*** DATASET EXTRACT Section Begins ***

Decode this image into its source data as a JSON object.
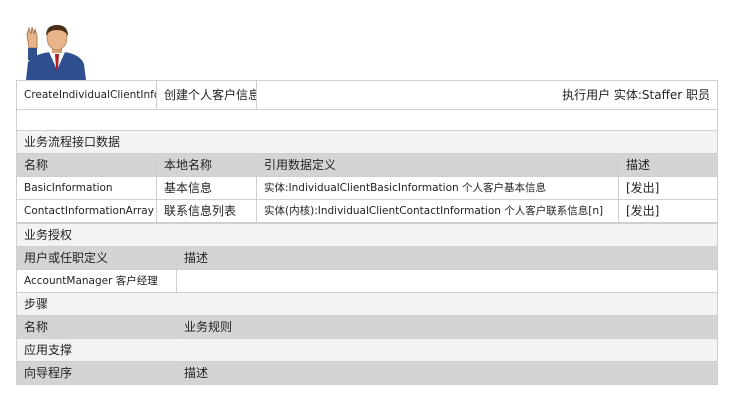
{
  "header": {
    "operation_id": "CreateIndividualClientInformation",
    "operation_name": "创建个人客户信息",
    "executor": "执行用户 实体:Staffer 职员"
  },
  "interface_section": {
    "title": "业务流程接口数据",
    "columns": [
      "名称",
      "本地名称",
      "引用数据定义",
      "描述"
    ],
    "rows": [
      {
        "name": "BasicInformation",
        "local": "基本信息",
        "ref": "实体:IndividualClientBasicInformation 个人客户基本信息",
        "desc": "[发出]"
      },
      {
        "name": "ContactInformationArray",
        "local": "联系信息列表",
        "ref": "实体(内核):IndividualClientContactInformation 个人客户联系信息[n]",
        "desc": "[发出]"
      }
    ]
  },
  "auth_section": {
    "title": "业务授权",
    "columns": [
      "用户或任职定义",
      "描述"
    ],
    "rows": [
      {
        "role": "AccountManager 客户经理",
        "desc": ""
      }
    ]
  },
  "steps_section": {
    "title": "步骤",
    "columns": [
      "名称",
      "业务规则"
    ]
  },
  "support_section": {
    "title": "应用支撑",
    "columns": [
      "向导程序",
      "描述"
    ]
  }
}
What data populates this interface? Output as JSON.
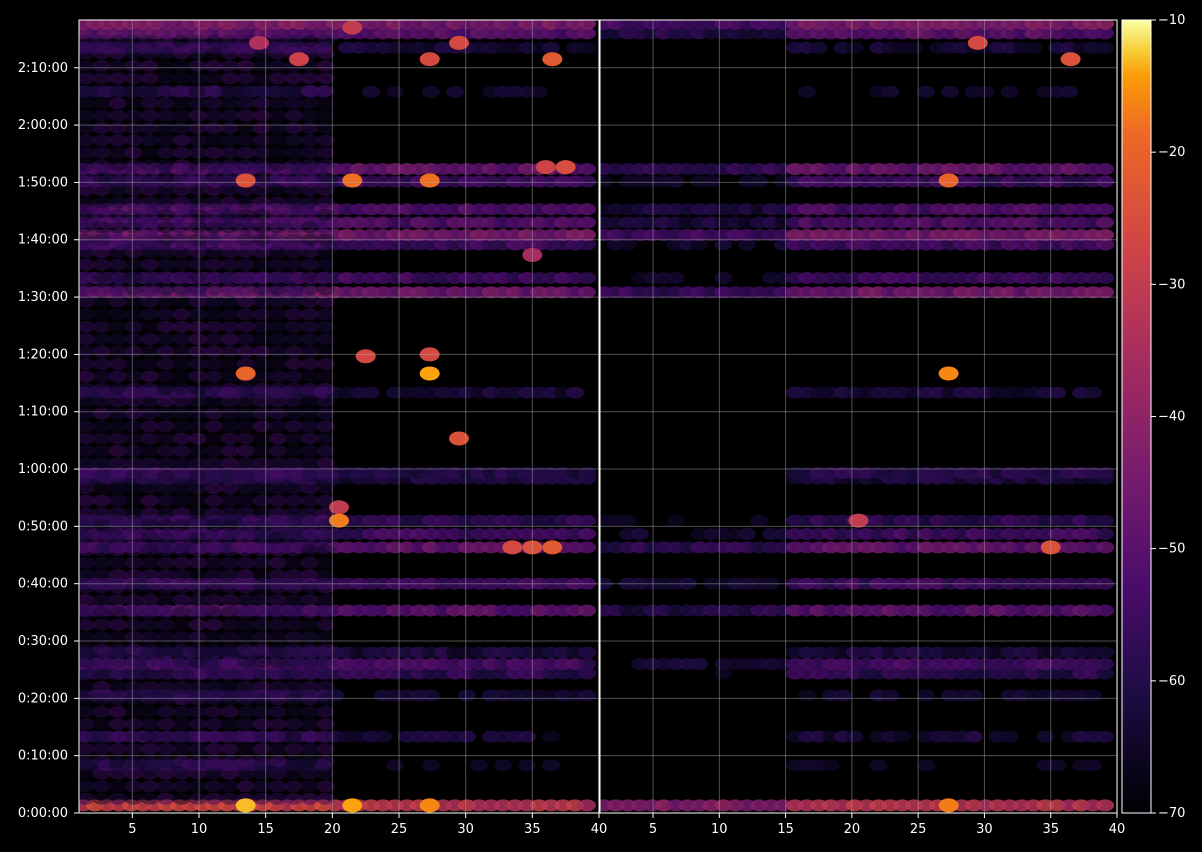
{
  "chart_data": {
    "type": "heatmap",
    "panels": [
      {
        "name": "",
        "xlim": [
          1,
          40
        ]
      },
      {
        "name": "",
        "xlim": [
          1,
          40
        ]
      }
    ],
    "x_ticks": [
      5,
      10,
      15,
      20,
      25,
      30,
      35,
      40
    ],
    "x_tick_labels": [
      "5",
      "10",
      "15",
      "20",
      "25",
      "30",
      "35",
      "40"
    ],
    "y_unit": "elapsed time (h:mm:ss)",
    "y_ticks": [
      0,
      600,
      1200,
      1800,
      2400,
      3000,
      3600,
      4200,
      4800,
      5400,
      6000,
      6600,
      7200,
      7800
    ],
    "y_tick_labels": [
      "0:00:00",
      "0:10:00",
      "0:20:00",
      "0:30:00",
      "0:40:00",
      "0:50:00",
      "1:00:00",
      "1:10:00",
      "1:20:00",
      "1:30:00",
      "1:40:00",
      "1:50:00",
      "2:00:00",
      "2:10:00"
    ],
    "ylim": [
      0,
      8300
    ],
    "colorbar": {
      "colormap": "inferno",
      "range": [
        -70,
        -10
      ],
      "ticks": [
        -10,
        -20,
        -30,
        -40,
        -50,
        -60,
        -70
      ],
      "tick_labels": [
        "−10",
        "−20",
        "−30",
        "−40",
        "−50",
        "−60",
        "−70"
      ]
    },
    "grid": true,
    "background": "#000000",
    "bands": [
      {
        "t": 80,
        "level": -32,
        "left_level": -28
      },
      {
        "t": 500,
        "level": -68,
        "left_level": -60
      },
      {
        "t": 800,
        "level": -63,
        "left_level": -57
      },
      {
        "t": 1230,
        "level": -65,
        "left_level": -60
      },
      {
        "t": 1460,
        "level": -58,
        "left_level": -58
      },
      {
        "t": 1560,
        "level": -54,
        "left_level": -54
      },
      {
        "t": 1680,
        "level": -62,
        "left_level": -60
      },
      {
        "t": 2120,
        "level": -50,
        "left_level": -52
      },
      {
        "t": 2400,
        "level": -55,
        "left_level": -55
      },
      {
        "t": 2780,
        "level": -48,
        "left_level": -54
      },
      {
        "t": 2920,
        "level": -55,
        "left_level": -56
      },
      {
        "t": 3060,
        "level": -58,
        "left_level": -57
      },
      {
        "t": 3500,
        "level": -62,
        "left_level": -60
      },
      {
        "t": 3560,
        "level": -60,
        "left_level": -56
      },
      {
        "t": 4400,
        "level": -63,
        "left_level": -58
      },
      {
        "t": 5450,
        "level": -46,
        "left_level": -46
      },
      {
        "t": 5600,
        "level": -55,
        "left_level": -56
      },
      {
        "t": 5950,
        "level": -55,
        "left_level": -54
      },
      {
        "t": 6050,
        "level": -45,
        "left_level": -45
      },
      {
        "t": 6180,
        "level": -52,
        "left_level": -52
      },
      {
        "t": 6320,
        "level": -52,
        "left_level": -52
      },
      {
        "t": 6610,
        "level": -56,
        "left_level": -56
      },
      {
        "t": 6740,
        "level": -48,
        "left_level": -52
      },
      {
        "t": 7550,
        "level": -66,
        "left_level": -60
      },
      {
        "t": 8010,
        "level": -63,
        "left_level": -57
      },
      {
        "t": 8160,
        "level": -50,
        "left_level": -48
      },
      {
        "t": 8260,
        "level": -44,
        "left_level": -42
      }
    ],
    "hotspots": [
      {
        "panel": 0,
        "x": 13.5,
        "t": 80,
        "v": -13
      },
      {
        "panel": 0,
        "x": 21.5,
        "t": 80,
        "v": -14
      },
      {
        "panel": 0,
        "x": 27.3,
        "t": 80,
        "v": -16
      },
      {
        "panel": 1,
        "x": 27.3,
        "t": 80,
        "v": -17
      },
      {
        "panel": 0,
        "x": 20.5,
        "t": 3200,
        "v": -30
      },
      {
        "panel": 0,
        "x": 33.5,
        "t": 2780,
        "v": -26
      },
      {
        "panel": 0,
        "x": 35,
        "t": 2780,
        "v": -24
      },
      {
        "panel": 0,
        "x": 36.5,
        "t": 2780,
        "v": -22
      },
      {
        "panel": 1,
        "x": 35,
        "t": 2780,
        "v": -24
      },
      {
        "panel": 0,
        "x": 20.5,
        "t": 3060,
        "v": -17
      },
      {
        "panel": 1,
        "x": 20.5,
        "t": 3060,
        "v": -30
      },
      {
        "panel": 0,
        "x": 29.5,
        "t": 3920,
        "v": -24
      },
      {
        "panel": 0,
        "x": 13.5,
        "t": 4600,
        "v": -20
      },
      {
        "panel": 0,
        "x": 27.3,
        "t": 4600,
        "v": -14
      },
      {
        "panel": 1,
        "x": 27.3,
        "t": 4600,
        "v": -16
      },
      {
        "panel": 0,
        "x": 27.3,
        "t": 4800,
        "v": -26
      },
      {
        "panel": 0,
        "x": 22.5,
        "t": 4780,
        "v": -26
      },
      {
        "panel": 0,
        "x": 35,
        "t": 5840,
        "v": -36
      },
      {
        "panel": 0,
        "x": 13.5,
        "t": 6620,
        "v": -24
      },
      {
        "panel": 0,
        "x": 21.5,
        "t": 6620,
        "v": -18
      },
      {
        "panel": 0,
        "x": 27.3,
        "t": 6620,
        "v": -18
      },
      {
        "panel": 1,
        "x": 27.3,
        "t": 6620,
        "v": -20
      },
      {
        "panel": 0,
        "x": 36,
        "t": 6760,
        "v": -28
      },
      {
        "panel": 0,
        "x": 37.5,
        "t": 6760,
        "v": -25
      },
      {
        "panel": 0,
        "x": 17.5,
        "t": 7890,
        "v": -28
      },
      {
        "panel": 0,
        "x": 27.3,
        "t": 7890,
        "v": -26
      },
      {
        "panel": 0,
        "x": 36.5,
        "t": 7890,
        "v": -22
      },
      {
        "panel": 1,
        "x": 36.5,
        "t": 7890,
        "v": -24
      },
      {
        "panel": 0,
        "x": 14.5,
        "t": 8060,
        "v": -34
      },
      {
        "panel": 0,
        "x": 29.5,
        "t": 8060,
        "v": -26
      },
      {
        "panel": 1,
        "x": 29.5,
        "t": 8060,
        "v": -26
      },
      {
        "panel": 0,
        "x": 21.5,
        "t": 8220,
        "v": -30
      }
    ]
  }
}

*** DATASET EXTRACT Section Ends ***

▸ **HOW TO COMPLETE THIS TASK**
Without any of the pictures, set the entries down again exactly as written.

▸ **RESPONSE TO THE EXERCISE**
Decode this image into its source data as a JSON object.
{
  "header": {
    "operation_id": "CreateIndividualClientInformation",
    "operation_name": "创建个人客户信息",
    "executor": "执行用户 实体:Staffer 职员"
  },
  "interface_section": {
    "title": "业务流程接口数据",
    "columns": [
      "名称",
      "本地名称",
      "引用数据定义",
      "描述"
    ],
    "rows": [
      {
        "name": "BasicInformation",
        "local": "基本信息",
        "ref": "实体:IndividualClientBasicInformation 个人客户基本信息",
        "desc": "[发出]"
      },
      {
        "name": "ContactInformationArray",
        "local": "联系信息列表",
        "ref": "实体(内核):IndividualClientContactInformation 个人客户联系信息[n]",
        "desc": "[发出]"
      }
    ]
  },
  "auth_section": {
    "title": "业务授权",
    "columns": [
      "用户或任职定义",
      "描述"
    ],
    "rows": [
      {
        "role": "AccountManager 客户经理",
        "desc": ""
      }
    ]
  },
  "steps_section": {
    "title": "步骤",
    "columns": [
      "名称",
      "业务规则"
    ]
  },
  "support_section": {
    "title": "应用支撑",
    "columns": [
      "向导程序",
      "描述"
    ]
  }
}
What data populates this interface? Output as JSON.
{
  "chart_data": {
    "type": "heatmap",
    "panels": [
      {
        "name": "",
        "xlim": [
          1,
          40
        ]
      },
      {
        "name": "",
        "xlim": [
          1,
          40
        ]
      }
    ],
    "x_ticks": [
      5,
      10,
      15,
      20,
      25,
      30,
      35,
      40
    ],
    "x_tick_labels": [
      "5",
      "10",
      "15",
      "20",
      "25",
      "30",
      "35",
      "40"
    ],
    "y_unit": "elapsed time (h:mm:ss)",
    "y_ticks": [
      0,
      600,
      1200,
      1800,
      2400,
      3000,
      3600,
      4200,
      4800,
      5400,
      6000,
      6600,
      7200,
      7800
    ],
    "y_tick_labels": [
      "0:00:00",
      "0:10:00",
      "0:20:00",
      "0:30:00",
      "0:40:00",
      "0:50:00",
      "1:00:00",
      "1:10:00",
      "1:20:00",
      "1:30:00",
      "1:40:00",
      "1:50:00",
      "2:00:00",
      "2:10:00"
    ],
    "ylim": [
      0,
      8300
    ],
    "colorbar": {
      "colormap": "inferno",
      "range": [
        -70,
        -10
      ],
      "ticks": [
        -10,
        -20,
        -30,
        -40,
        -50,
        -60,
        -70
      ],
      "tick_labels": [
        "−10",
        "−20",
        "−30",
        "−40",
        "−50",
        "−60",
        "−70"
      ]
    },
    "grid": true,
    "background": "#000000",
    "bands": [
      {
        "t": 80,
        "level": -32,
        "left_level": -28
      },
      {
        "t": 500,
        "level": -68,
        "left_level": -60
      },
      {
        "t": 800,
        "level": -63,
        "left_level": -57
      },
      {
        "t": 1230,
        "level": -65,
        "left_level": -60
      },
      {
        "t": 1460,
        "level": -58,
        "left_level": -58
      },
      {
        "t": 1560,
        "level": -54,
        "left_level": -54
      },
      {
        "t": 1680,
        "level": -62,
        "left_level": -60
      },
      {
        "t": 2120,
        "level": -50,
        "left_level": -52
      },
      {
        "t": 2400,
        "level": -55,
        "left_level": -55
      },
      {
        "t": 2780,
        "level": -48,
        "left_level": -54
      },
      {
        "t": 2920,
        "level": -55,
        "left_level": -56
      },
      {
        "t": 3060,
        "level": -58,
        "left_level": -57
      },
      {
        "t": 3500,
        "level": -62,
        "left_level": -60
      },
      {
        "t": 3560,
        "level": -60,
        "left_level": -56
      },
      {
        "t": 4400,
        "level": -63,
        "left_level": -58
      },
      {
        "t": 5450,
        "level": -46,
        "left_level": -46
      },
      {
        "t": 5600,
        "level": -55,
        "left_level": -56
      },
      {
        "t": 5950,
        "level": -55,
        "left_level": -54
      },
      {
        "t": 6050,
        "level": -45,
        "left_level": -45
      },
      {
        "t": 6180,
        "level": -52,
        "left_level": -52
      },
      {
        "t": 6320,
        "level": -52,
        "left_level": -52
      },
      {
        "t": 6610,
        "level": -56,
        "left_level": -56
      },
      {
        "t": 6740,
        "level": -48,
        "left_level": -52
      },
      {
        "t": 7550,
        "level": -66,
        "left_level": -60
      },
      {
        "t": 8010,
        "level": -63,
        "left_level": -57
      },
      {
        "t": 8160,
        "level": -50,
        "left_level": -48
      },
      {
        "t": 8260,
        "level": -44,
        "left_level": -42
      }
    ],
    "hotspots": [
      {
        "panel": 0,
        "x": 13.5,
        "t": 80,
        "v": -13
      },
      {
        "panel": 0,
        "x": 21.5,
        "t": 80,
        "v": -14
      },
      {
        "panel": 0,
        "x": 27.3,
        "t": 80,
        "v": -16
      },
      {
        "panel": 1,
        "x": 27.3,
        "t": 80,
        "v": -17
      },
      {
        "panel": 0,
        "x": 20.5,
        "t": 3200,
        "v": -30
      },
      {
        "panel": 0,
        "x": 33.5,
        "t": 2780,
        "v": -26
      },
      {
        "panel": 0,
        "x": 35,
        "t": 2780,
        "v": -24
      },
      {
        "panel": 0,
        "x": 36.5,
        "t": 2780,
        "v": -22
      },
      {
        "panel": 1,
        "x": 35,
        "t": 2780,
        "v": -24
      },
      {
        "panel": 0,
        "x": 20.5,
        "t": 3060,
        "v": -17
      },
      {
        "panel": 1,
        "x": 20.5,
        "t": 3060,
        "v": -30
      },
      {
        "panel": 0,
        "x": 29.5,
        "t": 3920,
        "v": -24
      },
      {
        "panel": 0,
        "x": 13.5,
        "t": 4600,
        "v": -20
      },
      {
        "panel": 0,
        "x": 27.3,
        "t": 4600,
        "v": -14
      },
      {
        "panel": 1,
        "x": 27.3,
        "t": 4600,
        "v": -16
      },
      {
        "panel": 0,
        "x": 27.3,
        "t": 4800,
        "v": -26
      },
      {
        "panel": 0,
        "x": 22.5,
        "t": 4780,
        "v": -26
      },
      {
        "panel": 0,
        "x": 35,
        "t": 5840,
        "v": -36
      },
      {
        "panel": 0,
        "x": 13.5,
        "t": 6620,
        "v": -24
      },
      {
        "panel": 0,
        "x": 21.5,
        "t": 6620,
        "v": -18
      },
      {
        "panel": 0,
        "x": 27.3,
        "t": 6620,
        "v": -18
      },
      {
        "panel": 1,
        "x": 27.3,
        "t": 6620,
        "v": -20
      },
      {
        "panel": 0,
        "x": 36,
        "t": 6760,
        "v": -28
      },
      {
        "panel": 0,
        "x": 37.5,
        "t": 6760,
        "v": -25
      },
      {
        "panel": 0,
        "x": 17.5,
        "t": 7890,
        "v": -28
      },
      {
        "panel": 0,
        "x": 27.3,
        "t": 7890,
        "v": -26
      },
      {
        "panel": 0,
        "x": 36.5,
        "t": 7890,
        "v": -22
      },
      {
        "panel": 1,
        "x": 36.5,
        "t": 7890,
        "v": -24
      },
      {
        "panel": 0,
        "x": 14.5,
        "t": 8060,
        "v": -34
      },
      {
        "panel": 0,
        "x": 29.5,
        "t": 8060,
        "v": -26
      },
      {
        "panel": 1,
        "x": 29.5,
        "t": 8060,
        "v": -26
      },
      {
        "panel": 0,
        "x": 21.5,
        "t": 8220,
        "v": -30
      }
    ]
  }
}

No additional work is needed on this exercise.